**Task details:**
In the listing below, how many lines hold the string "Agency"? Reply with the number and nothing else.

**Data to use:**
****************************************

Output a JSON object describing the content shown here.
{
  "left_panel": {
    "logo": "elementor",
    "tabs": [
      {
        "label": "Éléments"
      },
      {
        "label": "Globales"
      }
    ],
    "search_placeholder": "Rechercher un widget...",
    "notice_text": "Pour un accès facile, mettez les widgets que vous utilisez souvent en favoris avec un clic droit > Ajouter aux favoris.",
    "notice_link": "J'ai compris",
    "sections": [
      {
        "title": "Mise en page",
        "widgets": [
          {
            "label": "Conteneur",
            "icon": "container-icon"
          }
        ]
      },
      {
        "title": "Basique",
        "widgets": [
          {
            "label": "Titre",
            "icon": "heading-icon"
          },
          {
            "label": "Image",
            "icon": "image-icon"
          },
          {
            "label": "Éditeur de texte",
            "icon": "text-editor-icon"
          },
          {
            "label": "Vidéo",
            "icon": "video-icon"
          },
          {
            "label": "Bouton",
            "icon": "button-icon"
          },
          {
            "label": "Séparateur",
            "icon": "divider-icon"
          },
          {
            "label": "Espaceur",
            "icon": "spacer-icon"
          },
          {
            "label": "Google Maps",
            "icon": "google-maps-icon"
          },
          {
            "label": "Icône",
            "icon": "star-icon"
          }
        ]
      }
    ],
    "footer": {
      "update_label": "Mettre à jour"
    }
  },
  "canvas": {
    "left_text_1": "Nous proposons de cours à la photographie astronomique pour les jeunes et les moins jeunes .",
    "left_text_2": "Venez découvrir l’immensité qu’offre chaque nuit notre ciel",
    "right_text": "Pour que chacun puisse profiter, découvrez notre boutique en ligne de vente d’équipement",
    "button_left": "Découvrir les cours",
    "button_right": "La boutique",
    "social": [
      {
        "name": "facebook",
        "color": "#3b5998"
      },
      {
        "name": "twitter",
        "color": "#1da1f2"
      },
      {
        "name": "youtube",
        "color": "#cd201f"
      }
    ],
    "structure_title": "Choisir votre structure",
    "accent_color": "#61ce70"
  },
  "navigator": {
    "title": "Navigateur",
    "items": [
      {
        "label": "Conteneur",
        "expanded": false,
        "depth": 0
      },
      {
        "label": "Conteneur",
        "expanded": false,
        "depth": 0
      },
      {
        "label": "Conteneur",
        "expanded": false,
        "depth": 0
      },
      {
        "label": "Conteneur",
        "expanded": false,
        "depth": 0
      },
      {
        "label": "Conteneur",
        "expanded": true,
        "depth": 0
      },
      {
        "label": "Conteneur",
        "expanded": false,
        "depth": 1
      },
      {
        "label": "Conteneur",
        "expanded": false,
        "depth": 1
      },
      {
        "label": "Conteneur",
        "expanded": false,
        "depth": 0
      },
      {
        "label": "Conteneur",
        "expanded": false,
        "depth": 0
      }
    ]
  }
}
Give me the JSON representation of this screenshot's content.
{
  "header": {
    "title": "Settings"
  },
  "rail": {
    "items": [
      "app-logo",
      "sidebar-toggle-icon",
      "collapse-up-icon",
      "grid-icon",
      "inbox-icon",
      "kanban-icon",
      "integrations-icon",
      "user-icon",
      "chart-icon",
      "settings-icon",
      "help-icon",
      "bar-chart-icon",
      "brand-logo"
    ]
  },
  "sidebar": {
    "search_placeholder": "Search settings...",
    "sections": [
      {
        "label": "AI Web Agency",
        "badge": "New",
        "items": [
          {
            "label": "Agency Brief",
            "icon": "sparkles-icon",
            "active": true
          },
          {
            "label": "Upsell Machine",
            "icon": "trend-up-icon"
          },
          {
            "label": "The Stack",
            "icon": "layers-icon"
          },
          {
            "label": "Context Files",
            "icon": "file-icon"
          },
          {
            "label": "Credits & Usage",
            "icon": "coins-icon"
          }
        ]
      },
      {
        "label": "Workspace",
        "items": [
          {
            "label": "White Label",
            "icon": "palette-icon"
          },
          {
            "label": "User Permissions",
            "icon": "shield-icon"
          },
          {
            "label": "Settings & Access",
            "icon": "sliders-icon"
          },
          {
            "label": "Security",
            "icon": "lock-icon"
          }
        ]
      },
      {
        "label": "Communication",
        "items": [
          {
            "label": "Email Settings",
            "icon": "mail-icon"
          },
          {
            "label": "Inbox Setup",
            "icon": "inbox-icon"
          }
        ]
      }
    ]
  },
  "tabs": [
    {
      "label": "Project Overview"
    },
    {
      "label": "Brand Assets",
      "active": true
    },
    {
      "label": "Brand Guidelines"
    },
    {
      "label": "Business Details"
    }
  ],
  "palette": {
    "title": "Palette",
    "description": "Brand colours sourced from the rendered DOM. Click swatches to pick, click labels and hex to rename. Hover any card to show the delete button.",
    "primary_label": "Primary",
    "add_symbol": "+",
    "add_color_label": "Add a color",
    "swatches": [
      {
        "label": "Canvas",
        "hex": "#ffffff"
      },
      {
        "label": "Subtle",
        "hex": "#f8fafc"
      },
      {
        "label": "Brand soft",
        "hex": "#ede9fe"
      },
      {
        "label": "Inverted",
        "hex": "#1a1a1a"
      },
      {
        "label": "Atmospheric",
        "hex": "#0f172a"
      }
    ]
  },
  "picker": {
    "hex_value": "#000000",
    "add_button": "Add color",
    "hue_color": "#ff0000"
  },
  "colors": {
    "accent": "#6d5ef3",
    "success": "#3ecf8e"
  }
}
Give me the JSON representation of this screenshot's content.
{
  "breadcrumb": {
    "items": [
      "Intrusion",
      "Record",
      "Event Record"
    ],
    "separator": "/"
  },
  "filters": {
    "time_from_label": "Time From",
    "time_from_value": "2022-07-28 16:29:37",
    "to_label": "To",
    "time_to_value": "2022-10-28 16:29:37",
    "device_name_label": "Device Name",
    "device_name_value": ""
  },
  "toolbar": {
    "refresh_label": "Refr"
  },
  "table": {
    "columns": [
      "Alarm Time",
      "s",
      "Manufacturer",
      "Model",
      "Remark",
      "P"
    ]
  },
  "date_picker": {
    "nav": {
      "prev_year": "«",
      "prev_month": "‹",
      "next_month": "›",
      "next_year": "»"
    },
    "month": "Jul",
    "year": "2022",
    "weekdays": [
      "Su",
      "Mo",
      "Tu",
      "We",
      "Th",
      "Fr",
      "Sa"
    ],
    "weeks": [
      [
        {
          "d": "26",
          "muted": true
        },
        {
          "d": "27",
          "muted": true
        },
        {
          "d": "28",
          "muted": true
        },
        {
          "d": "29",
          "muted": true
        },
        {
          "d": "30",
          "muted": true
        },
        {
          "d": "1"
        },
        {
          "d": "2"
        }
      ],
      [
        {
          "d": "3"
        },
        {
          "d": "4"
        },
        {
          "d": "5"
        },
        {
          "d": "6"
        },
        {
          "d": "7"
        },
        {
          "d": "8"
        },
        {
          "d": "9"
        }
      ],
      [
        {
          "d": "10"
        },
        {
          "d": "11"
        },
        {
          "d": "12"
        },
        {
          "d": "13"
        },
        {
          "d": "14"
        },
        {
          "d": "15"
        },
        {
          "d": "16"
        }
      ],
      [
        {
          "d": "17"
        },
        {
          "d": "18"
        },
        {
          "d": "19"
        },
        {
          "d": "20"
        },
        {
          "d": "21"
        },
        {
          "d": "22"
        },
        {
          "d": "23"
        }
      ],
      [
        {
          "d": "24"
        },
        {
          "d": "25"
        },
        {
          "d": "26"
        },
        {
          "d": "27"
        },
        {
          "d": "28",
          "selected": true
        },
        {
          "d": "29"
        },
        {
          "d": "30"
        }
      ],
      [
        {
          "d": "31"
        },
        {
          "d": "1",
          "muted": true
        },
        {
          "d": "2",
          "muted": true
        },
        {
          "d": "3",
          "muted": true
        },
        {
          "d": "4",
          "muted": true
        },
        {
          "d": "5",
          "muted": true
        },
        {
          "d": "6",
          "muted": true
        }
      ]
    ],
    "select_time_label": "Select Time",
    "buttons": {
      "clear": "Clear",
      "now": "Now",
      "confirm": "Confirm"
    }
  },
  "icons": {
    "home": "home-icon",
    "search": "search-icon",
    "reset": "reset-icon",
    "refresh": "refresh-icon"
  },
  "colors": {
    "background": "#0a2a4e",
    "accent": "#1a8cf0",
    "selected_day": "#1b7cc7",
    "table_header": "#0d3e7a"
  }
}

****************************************

**Output below:**
2